Records shown below:

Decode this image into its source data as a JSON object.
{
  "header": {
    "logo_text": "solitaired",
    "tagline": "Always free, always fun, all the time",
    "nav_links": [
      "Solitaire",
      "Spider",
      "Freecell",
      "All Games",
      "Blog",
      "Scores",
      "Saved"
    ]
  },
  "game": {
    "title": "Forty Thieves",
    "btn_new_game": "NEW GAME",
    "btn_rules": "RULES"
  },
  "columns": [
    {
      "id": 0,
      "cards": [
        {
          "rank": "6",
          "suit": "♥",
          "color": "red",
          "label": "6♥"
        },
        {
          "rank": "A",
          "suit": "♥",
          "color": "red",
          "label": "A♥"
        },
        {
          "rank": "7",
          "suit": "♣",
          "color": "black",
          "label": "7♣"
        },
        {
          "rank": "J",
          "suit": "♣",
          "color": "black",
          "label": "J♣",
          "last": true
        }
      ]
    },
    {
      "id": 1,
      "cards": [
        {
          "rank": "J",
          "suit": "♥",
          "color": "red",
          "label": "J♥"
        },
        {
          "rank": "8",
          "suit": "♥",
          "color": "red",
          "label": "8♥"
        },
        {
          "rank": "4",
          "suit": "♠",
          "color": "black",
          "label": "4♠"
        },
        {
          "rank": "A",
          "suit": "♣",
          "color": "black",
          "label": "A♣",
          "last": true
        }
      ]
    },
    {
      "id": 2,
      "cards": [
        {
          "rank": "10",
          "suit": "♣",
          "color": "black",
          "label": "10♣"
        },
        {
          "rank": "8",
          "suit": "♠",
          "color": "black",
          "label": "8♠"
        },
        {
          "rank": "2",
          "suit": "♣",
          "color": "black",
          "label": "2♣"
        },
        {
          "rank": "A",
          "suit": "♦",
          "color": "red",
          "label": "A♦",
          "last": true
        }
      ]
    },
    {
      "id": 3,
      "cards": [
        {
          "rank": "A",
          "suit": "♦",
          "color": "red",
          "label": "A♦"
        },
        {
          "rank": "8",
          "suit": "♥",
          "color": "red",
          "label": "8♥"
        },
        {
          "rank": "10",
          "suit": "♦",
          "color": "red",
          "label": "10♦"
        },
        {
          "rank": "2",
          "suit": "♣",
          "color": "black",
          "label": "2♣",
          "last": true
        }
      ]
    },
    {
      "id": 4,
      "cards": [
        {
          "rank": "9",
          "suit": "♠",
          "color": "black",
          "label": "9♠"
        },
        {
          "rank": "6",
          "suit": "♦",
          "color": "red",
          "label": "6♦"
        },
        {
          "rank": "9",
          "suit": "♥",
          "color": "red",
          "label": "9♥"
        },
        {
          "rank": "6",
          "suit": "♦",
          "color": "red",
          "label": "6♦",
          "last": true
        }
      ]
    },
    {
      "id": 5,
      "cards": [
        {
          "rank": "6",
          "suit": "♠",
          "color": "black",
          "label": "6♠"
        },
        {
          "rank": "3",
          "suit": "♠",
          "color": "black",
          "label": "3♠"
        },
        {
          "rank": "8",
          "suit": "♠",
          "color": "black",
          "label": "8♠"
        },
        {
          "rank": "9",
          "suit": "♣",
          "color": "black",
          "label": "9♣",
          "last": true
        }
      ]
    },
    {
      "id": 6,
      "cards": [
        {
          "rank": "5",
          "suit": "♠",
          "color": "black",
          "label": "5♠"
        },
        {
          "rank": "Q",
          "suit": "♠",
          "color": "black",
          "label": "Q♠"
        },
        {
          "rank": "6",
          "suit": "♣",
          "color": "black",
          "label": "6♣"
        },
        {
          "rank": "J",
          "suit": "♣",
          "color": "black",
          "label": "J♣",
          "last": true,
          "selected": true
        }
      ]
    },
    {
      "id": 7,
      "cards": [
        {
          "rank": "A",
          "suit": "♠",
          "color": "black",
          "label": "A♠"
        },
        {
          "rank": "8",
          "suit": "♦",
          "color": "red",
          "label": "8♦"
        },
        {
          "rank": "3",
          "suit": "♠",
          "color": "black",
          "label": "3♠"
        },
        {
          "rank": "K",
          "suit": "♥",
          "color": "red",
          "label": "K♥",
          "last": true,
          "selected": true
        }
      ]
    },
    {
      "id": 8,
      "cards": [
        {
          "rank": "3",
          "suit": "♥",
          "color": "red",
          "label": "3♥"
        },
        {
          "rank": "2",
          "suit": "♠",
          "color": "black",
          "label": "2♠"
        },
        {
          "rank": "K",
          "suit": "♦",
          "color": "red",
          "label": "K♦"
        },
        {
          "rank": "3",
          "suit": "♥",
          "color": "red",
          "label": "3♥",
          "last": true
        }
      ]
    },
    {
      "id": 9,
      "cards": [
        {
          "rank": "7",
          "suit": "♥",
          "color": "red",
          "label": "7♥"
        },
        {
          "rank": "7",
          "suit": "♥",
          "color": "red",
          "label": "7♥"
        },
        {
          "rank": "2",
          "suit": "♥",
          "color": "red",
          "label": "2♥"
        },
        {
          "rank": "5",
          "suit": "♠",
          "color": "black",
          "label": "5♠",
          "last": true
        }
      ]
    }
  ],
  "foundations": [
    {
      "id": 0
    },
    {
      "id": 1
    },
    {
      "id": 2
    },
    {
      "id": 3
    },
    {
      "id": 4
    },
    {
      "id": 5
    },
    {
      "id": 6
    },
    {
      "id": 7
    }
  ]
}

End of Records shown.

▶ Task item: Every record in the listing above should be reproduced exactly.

▶ Answer section:
Decode this image into its source data as a JSON object.
{
  "header": {
    "logo_text": "solitaired",
    "tagline": "Always free, always fun, all the time",
    "nav_links": [
      "Solitaire",
      "Spider",
      "Freecell",
      "All Games",
      "Blog",
      "Scores",
      "Saved"
    ]
  },
  "game": {
    "title": "Forty Thieves",
    "btn_new_game": "NEW GAME",
    "btn_rules": "RULES"
  },
  "columns": [
    {
      "id": 0,
      "cards": [
        {
          "rank": "6",
          "suit": "♥",
          "color": "red",
          "label": "6♥"
        },
        {
          "rank": "A",
          "suit": "♥",
          "color": "red",
          "label": "A♥"
        },
        {
          "rank": "7",
          "suit": "♣",
          "color": "black",
          "label": "7♣"
        },
        {
          "rank": "J",
          "suit": "♣",
          "color": "black",
          "label": "J♣",
          "last": true
        }
      ]
    },
    {
      "id": 1,
      "cards": [
        {
          "rank": "J",
          "suit": "♥",
          "color": "red",
          "label": "J♥"
        },
        {
          "rank": "8",
          "suit": "♥",
          "color": "red",
          "label": "8♥"
        },
        {
          "rank": "4",
          "suit": "♠",
          "color": "black",
          "label": "4♠"
        },
        {
          "rank": "A",
          "suit": "♣",
          "color": "black",
          "label": "A♣",
          "last": true
        }
      ]
    },
    {
      "id": 2,
      "cards": [
        {
          "rank": "10",
          "suit": "♣",
          "color": "black",
          "label": "10♣"
        },
        {
          "rank": "8",
          "suit": "♠",
          "color": "black",
          "label": "8♠"
        },
        {
          "rank": "2",
          "suit": "♣",
          "color": "black",
          "label": "2♣"
        },
        {
          "rank": "A",
          "suit": "♦",
          "color": "red",
          "label": "A♦",
          "last": true
        }
      ]
    },
    {
      "id": 3,
      "cards": [
        {
          "rank": "A",
          "suit": "♦",
          "color": "red",
          "label": "A♦"
        },
        {
          "rank": "8",
          "suit": "♥",
          "color": "red",
          "label": "8♥"
        },
        {
          "rank": "10",
          "suit": "♦",
          "color": "red",
          "label": "10♦"
        },
        {
          "rank": "2",
          "suit": "♣",
          "color": "black",
          "label": "2♣",
          "last": true
        }
      ]
    },
    {
      "id": 4,
      "cards": [
        {
          "rank": "9",
          "suit": "♠",
          "color": "black",
          "label": "9♠"
        },
        {
          "rank": "6",
          "suit": "♦",
          "color": "red",
          "label": "6♦"
        },
        {
          "rank": "9",
          "suit": "♥",
          "color": "red",
          "label": "9♥"
        },
        {
          "rank": "6",
          "suit": "♦",
          "color": "red",
          "label": "6♦",
          "last": true
        }
      ]
    },
    {
      "id": 5,
      "cards": [
        {
          "rank": "6",
          "suit": "♠",
          "color": "black",
          "label": "6♠"
        },
        {
          "rank": "3",
          "suit": "♠",
          "color": "black",
          "label": "3♠"
        },
        {
          "rank": "8",
          "suit": "♠",
          "color": "black",
          "label": "8♠"
        },
        {
          "rank": "9",
          "suit": "♣",
          "color": "black",
          "label": "9♣",
          "last": true
        }
      ]
    },
    {
      "id": 6,
      "cards": [
        {
          "rank": "5",
          "suit": "♠",
          "color": "black",
          "label": "5♠"
        },
        {
          "rank": "Q",
          "suit": "♠",
          "color": "black",
          "label": "Q♠"
        },
        {
          "rank": "6",
          "suit": "♣",
          "color": "black",
          "label": "6♣"
        },
        {
          "rank": "J",
          "suit": "♣",
          "color": "black",
          "label": "J♣",
          "last": true,
          "selected": true
        }
      ]
    },
    {
      "id": 7,
      "cards": [
        {
          "rank": "A",
          "suit": "♠",
          "color": "black",
          "label": "A♠"
        },
        {
          "rank": "8",
          "suit": "♦",
          "color": "red",
          "label": "8♦"
        },
        {
          "rank": "3",
          "suit": "♠",
          "color": "black",
          "label": "3♠"
        },
        {
          "rank": "K",
          "suit": "♥",
          "color": "red",
          "label": "K♥",
          "last": true,
          "selected": true
        }
      ]
    },
    {
      "id": 8,
      "cards": [
        {
          "rank": "3",
          "suit": "♥",
          "color": "red",
          "label": "3♥"
        },
        {
          "rank": "2",
          "suit": "♠",
          "color": "black",
          "label": "2♠"
        },
        {
          "rank": "K",
          "suit": "♦",
          "color": "red",
          "label": "K♦"
        },
        {
          "rank": "3",
          "suit": "♥",
          "color": "red",
          "label": "3♥",
          "last": true
        }
      ]
    },
    {
      "id": 9,
      "cards": [
        {
          "rank": "7",
          "suit": "♥",
          "color": "red",
          "label": "7♥"
        },
        {
          "rank": "7",
          "suit": "♥",
          "color": "red",
          "label": "7♥"
        },
        {
          "rank": "2",
          "suit": "♥",
          "color": "red",
          "label": "2♥"
        },
        {
          "rank": "5",
          "suit": "♠",
          "color": "black",
          "label": "5♠",
          "last": true
        }
      ]
    }
  ],
  "foundations": [
    {
      "id": 0
    },
    {
      "id": 1
    },
    {
      "id": 2
    },
    {
      "id": 3
    },
    {
      "id": 4
    },
    {
      "id": 5
    },
    {
      "id": 6
    },
    {
      "id": 7
    }
  ]
}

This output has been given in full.